| Task to complete |
Using the entries below, copy out all lines where "title" is found.

| Saved entries |
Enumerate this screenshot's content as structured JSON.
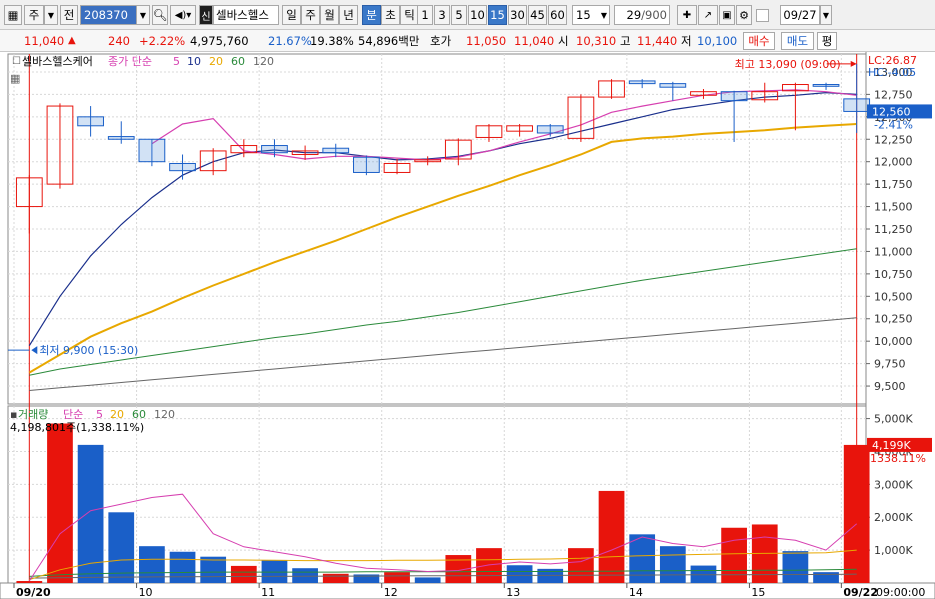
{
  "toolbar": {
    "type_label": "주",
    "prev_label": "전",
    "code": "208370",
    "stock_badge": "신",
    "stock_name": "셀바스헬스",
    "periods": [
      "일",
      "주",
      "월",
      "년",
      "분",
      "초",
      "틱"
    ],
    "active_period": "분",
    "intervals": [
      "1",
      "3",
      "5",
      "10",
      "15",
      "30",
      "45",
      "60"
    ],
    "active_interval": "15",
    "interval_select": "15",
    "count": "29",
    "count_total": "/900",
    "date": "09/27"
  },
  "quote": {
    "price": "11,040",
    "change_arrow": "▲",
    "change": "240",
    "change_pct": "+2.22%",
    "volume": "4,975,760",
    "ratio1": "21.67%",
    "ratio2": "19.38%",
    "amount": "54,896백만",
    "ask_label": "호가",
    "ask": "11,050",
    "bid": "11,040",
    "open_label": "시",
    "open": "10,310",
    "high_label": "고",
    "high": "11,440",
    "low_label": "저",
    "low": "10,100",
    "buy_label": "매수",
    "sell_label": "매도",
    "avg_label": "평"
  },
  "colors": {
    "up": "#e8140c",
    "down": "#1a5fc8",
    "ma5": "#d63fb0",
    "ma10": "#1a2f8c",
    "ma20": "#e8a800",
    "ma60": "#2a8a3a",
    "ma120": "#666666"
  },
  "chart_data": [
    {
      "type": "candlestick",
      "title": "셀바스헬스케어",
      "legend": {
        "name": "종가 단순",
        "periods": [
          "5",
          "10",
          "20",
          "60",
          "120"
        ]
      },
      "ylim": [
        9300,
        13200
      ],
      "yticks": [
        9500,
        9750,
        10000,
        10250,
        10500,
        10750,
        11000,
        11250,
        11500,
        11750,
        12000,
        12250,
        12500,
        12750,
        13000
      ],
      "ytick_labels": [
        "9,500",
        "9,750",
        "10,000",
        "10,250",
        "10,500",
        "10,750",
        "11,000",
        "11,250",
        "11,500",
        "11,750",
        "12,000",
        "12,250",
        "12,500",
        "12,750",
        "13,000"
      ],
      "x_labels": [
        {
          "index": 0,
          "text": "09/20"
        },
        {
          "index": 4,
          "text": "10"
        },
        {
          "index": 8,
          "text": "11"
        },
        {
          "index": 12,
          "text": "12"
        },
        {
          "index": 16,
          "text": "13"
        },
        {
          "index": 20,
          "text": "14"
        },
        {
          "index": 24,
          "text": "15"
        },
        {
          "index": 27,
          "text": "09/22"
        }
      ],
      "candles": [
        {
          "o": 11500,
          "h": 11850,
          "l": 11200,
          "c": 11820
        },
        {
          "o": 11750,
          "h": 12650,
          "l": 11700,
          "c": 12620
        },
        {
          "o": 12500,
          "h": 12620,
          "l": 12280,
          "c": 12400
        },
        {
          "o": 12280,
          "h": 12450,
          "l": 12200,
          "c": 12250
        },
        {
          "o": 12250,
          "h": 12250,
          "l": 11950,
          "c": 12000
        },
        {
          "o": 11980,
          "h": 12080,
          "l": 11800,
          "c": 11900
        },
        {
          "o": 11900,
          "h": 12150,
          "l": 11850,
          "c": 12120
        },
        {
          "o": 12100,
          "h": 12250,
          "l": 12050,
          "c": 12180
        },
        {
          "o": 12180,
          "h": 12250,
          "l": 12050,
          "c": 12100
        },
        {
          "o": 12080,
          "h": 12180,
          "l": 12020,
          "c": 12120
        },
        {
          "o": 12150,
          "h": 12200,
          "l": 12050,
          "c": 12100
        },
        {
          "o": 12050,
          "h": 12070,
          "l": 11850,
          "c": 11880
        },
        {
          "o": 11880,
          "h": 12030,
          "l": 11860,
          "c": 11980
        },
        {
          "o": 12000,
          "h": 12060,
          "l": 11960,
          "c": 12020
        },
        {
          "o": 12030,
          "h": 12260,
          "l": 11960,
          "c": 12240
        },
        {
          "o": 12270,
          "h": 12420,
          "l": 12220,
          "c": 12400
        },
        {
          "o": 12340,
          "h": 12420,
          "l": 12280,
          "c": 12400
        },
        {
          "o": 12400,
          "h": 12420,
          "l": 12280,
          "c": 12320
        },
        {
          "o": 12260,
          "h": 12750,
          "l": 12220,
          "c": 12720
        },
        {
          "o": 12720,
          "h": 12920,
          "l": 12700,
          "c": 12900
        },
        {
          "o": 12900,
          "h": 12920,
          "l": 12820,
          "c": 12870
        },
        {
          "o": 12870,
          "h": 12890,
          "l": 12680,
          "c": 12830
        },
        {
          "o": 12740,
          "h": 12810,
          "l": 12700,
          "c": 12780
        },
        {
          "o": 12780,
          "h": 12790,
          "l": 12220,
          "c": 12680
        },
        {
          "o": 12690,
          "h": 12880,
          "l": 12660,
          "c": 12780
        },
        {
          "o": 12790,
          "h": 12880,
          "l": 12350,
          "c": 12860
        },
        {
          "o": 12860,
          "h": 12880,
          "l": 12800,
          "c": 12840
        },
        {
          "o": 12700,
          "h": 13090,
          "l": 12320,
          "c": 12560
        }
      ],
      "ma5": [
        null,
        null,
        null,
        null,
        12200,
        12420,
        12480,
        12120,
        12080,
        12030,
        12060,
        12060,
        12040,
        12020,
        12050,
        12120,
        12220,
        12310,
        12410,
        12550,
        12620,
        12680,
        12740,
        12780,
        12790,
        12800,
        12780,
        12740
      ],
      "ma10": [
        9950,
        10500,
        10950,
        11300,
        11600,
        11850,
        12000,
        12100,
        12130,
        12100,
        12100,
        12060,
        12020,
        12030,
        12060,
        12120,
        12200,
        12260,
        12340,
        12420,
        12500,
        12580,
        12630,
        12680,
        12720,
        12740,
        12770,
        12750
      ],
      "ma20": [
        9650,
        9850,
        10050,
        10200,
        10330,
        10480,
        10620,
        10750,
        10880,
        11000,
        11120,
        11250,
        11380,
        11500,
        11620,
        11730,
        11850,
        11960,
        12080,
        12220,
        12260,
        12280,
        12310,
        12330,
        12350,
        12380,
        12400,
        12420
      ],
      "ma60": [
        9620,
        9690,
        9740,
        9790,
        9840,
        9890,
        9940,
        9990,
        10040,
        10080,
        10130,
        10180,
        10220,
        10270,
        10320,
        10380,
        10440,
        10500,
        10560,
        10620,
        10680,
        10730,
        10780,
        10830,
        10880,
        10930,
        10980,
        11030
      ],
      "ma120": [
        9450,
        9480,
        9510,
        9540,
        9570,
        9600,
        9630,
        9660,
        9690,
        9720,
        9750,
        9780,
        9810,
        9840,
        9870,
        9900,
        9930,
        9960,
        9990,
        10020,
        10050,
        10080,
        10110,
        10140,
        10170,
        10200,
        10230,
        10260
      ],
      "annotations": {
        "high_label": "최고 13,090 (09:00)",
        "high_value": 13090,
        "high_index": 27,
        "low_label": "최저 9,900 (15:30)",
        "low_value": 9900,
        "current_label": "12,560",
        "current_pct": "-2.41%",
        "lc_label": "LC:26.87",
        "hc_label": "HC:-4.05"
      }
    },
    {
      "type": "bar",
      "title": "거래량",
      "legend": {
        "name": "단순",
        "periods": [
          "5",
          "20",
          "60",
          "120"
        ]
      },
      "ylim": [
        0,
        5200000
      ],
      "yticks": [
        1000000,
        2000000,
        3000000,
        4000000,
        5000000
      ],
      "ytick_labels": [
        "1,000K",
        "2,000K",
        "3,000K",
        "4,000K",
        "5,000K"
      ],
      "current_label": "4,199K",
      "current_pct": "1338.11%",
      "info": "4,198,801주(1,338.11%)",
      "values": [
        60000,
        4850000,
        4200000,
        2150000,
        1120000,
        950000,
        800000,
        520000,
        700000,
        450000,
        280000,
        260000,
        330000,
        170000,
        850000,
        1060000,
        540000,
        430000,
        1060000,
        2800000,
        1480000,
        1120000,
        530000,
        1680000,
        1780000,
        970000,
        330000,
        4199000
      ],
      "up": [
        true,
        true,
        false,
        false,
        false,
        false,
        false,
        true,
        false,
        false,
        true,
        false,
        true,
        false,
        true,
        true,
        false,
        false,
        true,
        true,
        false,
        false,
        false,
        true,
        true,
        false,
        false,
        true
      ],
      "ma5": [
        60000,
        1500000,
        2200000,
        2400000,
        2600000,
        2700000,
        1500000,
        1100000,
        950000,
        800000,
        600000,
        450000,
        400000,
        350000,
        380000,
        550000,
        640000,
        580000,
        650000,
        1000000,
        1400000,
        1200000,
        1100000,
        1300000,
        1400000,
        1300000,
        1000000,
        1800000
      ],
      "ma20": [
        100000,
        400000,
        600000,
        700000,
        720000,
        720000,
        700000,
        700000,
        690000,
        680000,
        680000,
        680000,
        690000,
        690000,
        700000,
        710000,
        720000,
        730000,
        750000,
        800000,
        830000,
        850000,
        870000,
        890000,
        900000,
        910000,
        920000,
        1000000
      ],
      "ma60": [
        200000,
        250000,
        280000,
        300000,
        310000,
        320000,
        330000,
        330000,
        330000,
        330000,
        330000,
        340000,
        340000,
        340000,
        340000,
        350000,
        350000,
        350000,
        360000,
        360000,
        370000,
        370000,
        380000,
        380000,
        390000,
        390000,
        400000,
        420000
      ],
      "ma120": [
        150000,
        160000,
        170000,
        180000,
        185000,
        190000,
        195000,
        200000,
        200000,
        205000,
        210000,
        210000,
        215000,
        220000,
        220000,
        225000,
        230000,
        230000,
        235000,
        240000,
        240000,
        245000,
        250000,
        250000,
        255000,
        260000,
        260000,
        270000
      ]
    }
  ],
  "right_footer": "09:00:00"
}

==

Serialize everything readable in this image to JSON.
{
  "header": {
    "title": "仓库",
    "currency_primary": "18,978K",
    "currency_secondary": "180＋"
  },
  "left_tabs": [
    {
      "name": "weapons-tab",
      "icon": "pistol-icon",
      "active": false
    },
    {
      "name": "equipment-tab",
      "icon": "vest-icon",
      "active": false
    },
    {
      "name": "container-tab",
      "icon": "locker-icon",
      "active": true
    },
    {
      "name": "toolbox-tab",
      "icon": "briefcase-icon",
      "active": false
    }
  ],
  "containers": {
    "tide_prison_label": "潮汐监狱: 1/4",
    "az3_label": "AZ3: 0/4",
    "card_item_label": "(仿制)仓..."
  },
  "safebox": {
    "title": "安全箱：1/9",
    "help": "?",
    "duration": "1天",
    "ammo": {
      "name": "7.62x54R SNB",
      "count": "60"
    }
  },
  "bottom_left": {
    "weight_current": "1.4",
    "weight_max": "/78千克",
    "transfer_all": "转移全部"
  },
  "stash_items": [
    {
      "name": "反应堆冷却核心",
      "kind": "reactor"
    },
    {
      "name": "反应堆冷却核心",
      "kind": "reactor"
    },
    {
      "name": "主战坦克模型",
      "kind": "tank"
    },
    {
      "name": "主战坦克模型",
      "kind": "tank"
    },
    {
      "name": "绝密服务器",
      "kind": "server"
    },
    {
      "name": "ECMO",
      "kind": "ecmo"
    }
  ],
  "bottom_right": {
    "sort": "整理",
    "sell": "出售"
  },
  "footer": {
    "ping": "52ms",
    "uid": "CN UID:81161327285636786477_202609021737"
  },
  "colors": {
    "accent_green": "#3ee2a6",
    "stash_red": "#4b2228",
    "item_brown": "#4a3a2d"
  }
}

| Answer box |
      "title": "셀바스헬스케어",
      "title": "거래량",
    "title": "仓库",
    "title": "安全箱：1/9",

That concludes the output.